Moving to a new city? Newly single? Pursue a hobby that requires you to come into contact with other people: team sports, a sewing class at a local fabric store, pottery making through community education
2. Hobbies build self-esteem.
If you dislike your job or your unhappy in your relationship or you simply feel like you’ve lost your way in life, developing a hobby can be a way to build yourself back up.
3. They’re a way to relieve stress.
This is sort of related to Reason #2, but many hobbies provide stress relief simply because they’re an oasis from the rest of your life. You can forget about a bad meeting at work or a fight you had with your mother while you sing in your church choir or train for a 10k.
4. Hobbies make you interesting.
At a party, you can only talk about being an investment banker for so long. before people’s eyes begin to glaze. But mention that you’ve traveled to 10 countries in South and Central America, and that you have an upcoming trip to Peru planned, and people want to hear more.
5. Hobbies are a point of connection with other people.

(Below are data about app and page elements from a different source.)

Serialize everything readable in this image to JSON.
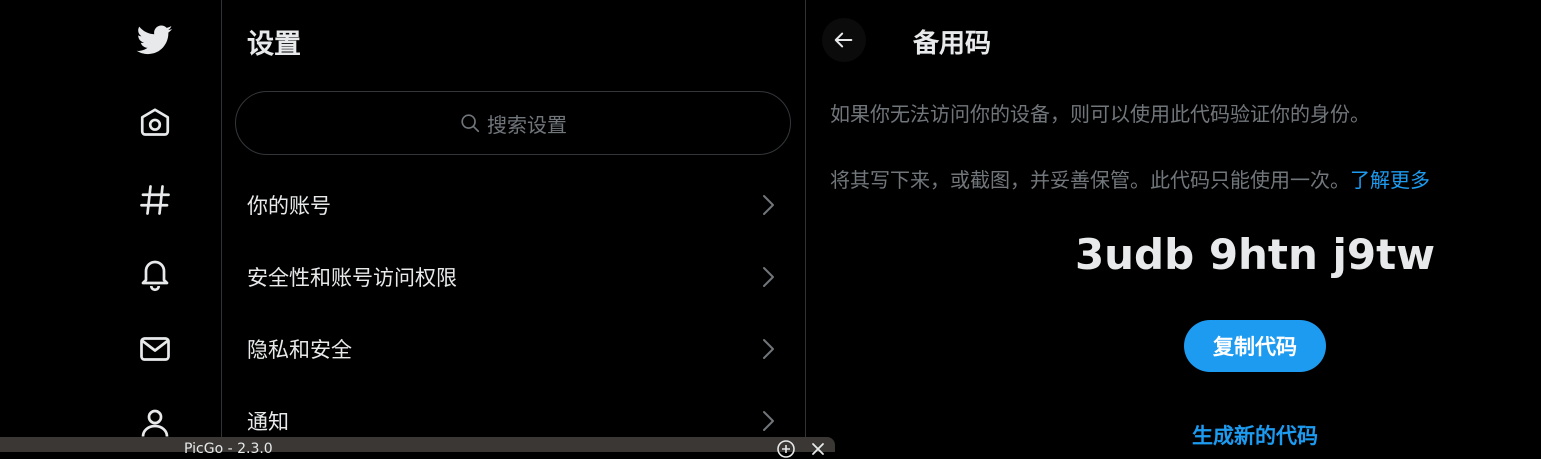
{
  "nav": {
    "icons": [
      "twitter-logo-icon",
      "home-icon",
      "hashtag-icon",
      "bell-icon",
      "mail-icon",
      "profile-icon"
    ]
  },
  "settings": {
    "title": "设置",
    "search_placeholder": "搜索设置",
    "items": [
      {
        "label": "你的账号"
      },
      {
        "label": "安全性和账号访问权限"
      },
      {
        "label": "隐私和安全"
      },
      {
        "label": "通知"
      }
    ]
  },
  "panel": {
    "title": "备用码",
    "description_1": "如果你无法访问你的设备，则可以使用此代码验证你的身份。",
    "description_2": "将其写下来，或截图，并妥善保管。此代码只能使用一次。",
    "learn_more": "了解更多",
    "code": "3udb 9htn j9tw",
    "copy_button": "复制代码",
    "generate_link": "生成新的代码"
  },
  "overlay": {
    "title": "PicGo - 2.3.0"
  },
  "colors": {
    "accent": "#1d9bf0",
    "background": "#000000",
    "text": "#e7e9ea",
    "muted": "#71767b",
    "border": "#2f3336"
  }
}
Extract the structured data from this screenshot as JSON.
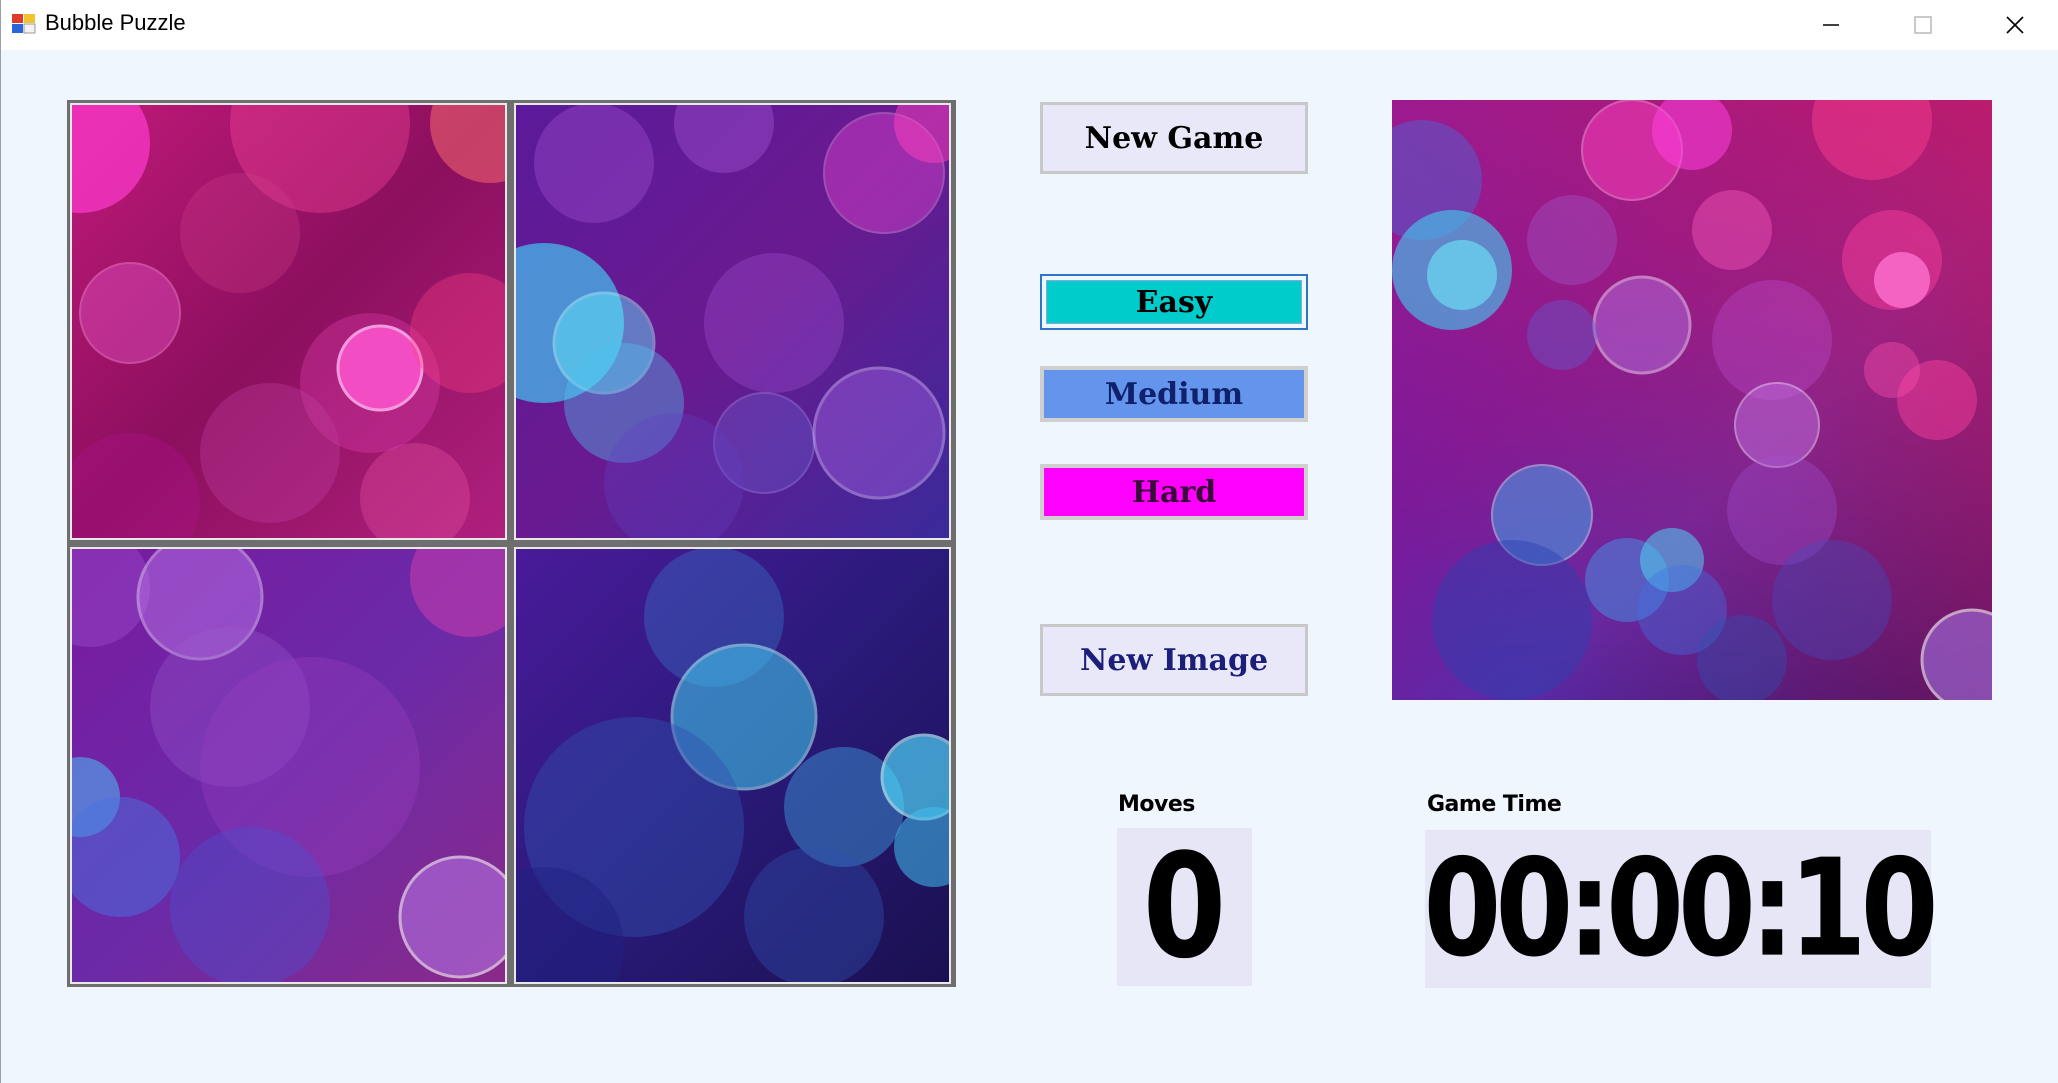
{
  "window": {
    "title": "Bubble Puzzle",
    "icons": {
      "app": "app-icon",
      "minimize": "minimize-icon",
      "maximize": "maximize-icon",
      "close": "close-icon"
    }
  },
  "buttons": {
    "new_game": "New Game",
    "easy": "Easy",
    "medium": "Medium",
    "hard": "Hard",
    "new_image": "New Image"
  },
  "level_colors": {
    "easy": "#00cccc",
    "medium": "#6495ed",
    "hard": "#ff00ff"
  },
  "stats": {
    "moves_label": "Moves",
    "moves_value": "0",
    "time_label": "Game Time",
    "time_value": "00:00:10"
  },
  "puzzle": {
    "grid": "2x2",
    "tiles": 4
  }
}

If you like gardening? Bowling? Rescuing neglected dogs? These are hobbies shared across a wide range of race, age, gender and economic groups.
6. You can avoid boredom.
I have zero scientific evidence of this. but I really believe that boredom is responsible for a lot of society’s ills. and people’s destructive behaviors. How many people come home and drink 4 or 5 beers every night. simply because it’s something to do while they watch TV?
What if 1 or 2 of those nights they were at a class learning to make stained glass or canning the produce from their garden instead?
7. They keep you youthful.
Maybe this isn’t on your mind yet. but establishing hobbies now. (even if they change over the years) is a really healthy habit to form for your later years.
8. Hobbies enrich your perspective.
Remember that old public service announcement: “The more you know, the more you grow”? Yes, I’m channeling the late 80s here.